WHAT NEEDS TO BE DONE: Your job is to write out each record exactly, leaving none out.

-- Opening Marker --

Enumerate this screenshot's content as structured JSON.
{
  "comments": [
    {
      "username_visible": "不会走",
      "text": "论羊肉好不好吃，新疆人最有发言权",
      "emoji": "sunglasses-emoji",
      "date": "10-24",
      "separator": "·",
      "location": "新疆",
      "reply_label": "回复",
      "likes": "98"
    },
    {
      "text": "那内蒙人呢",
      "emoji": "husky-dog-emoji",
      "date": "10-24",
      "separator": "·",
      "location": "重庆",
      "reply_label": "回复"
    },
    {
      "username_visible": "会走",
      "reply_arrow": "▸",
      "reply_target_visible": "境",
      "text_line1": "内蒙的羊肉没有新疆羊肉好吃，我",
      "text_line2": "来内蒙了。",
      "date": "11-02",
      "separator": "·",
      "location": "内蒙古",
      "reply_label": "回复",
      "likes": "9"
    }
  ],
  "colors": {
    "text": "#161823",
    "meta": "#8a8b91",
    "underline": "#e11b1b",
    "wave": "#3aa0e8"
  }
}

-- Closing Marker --

TASK ANSWER:
Enumerate this screenshot's content as structured JSON.
{
  "comments": [
    {
      "username_visible": "不会走",
      "text": "论羊肉好不好吃，新疆人最有发言权",
      "emoji": "sunglasses-emoji",
      "date": "10-24",
      "separator": "·",
      "location": "新疆",
      "reply_label": "回复",
      "likes": "98"
    },
    {
      "text": "那内蒙人呢",
      "emoji": "husky-dog-emoji",
      "date": "10-24",
      "separator": "·",
      "location": "重庆",
      "reply_label": "回复"
    },
    {
      "username_visible": "会走",
      "reply_arrow": "▸",
      "reply_target_visible": "境",
      "text_line1": "内蒙的羊肉没有新疆羊肉好吃，我",
      "text_line2": "来内蒙了。",
      "date": "11-02",
      "separator": "·",
      "location": "内蒙古",
      "reply_label": "回复",
      "likes": "9"
    }
  ],
  "colors": {
    "text": "#161823",
    "meta": "#8a8b91",
    "underline": "#e11b1b",
    "wave": "#3aa0e8"
  }
}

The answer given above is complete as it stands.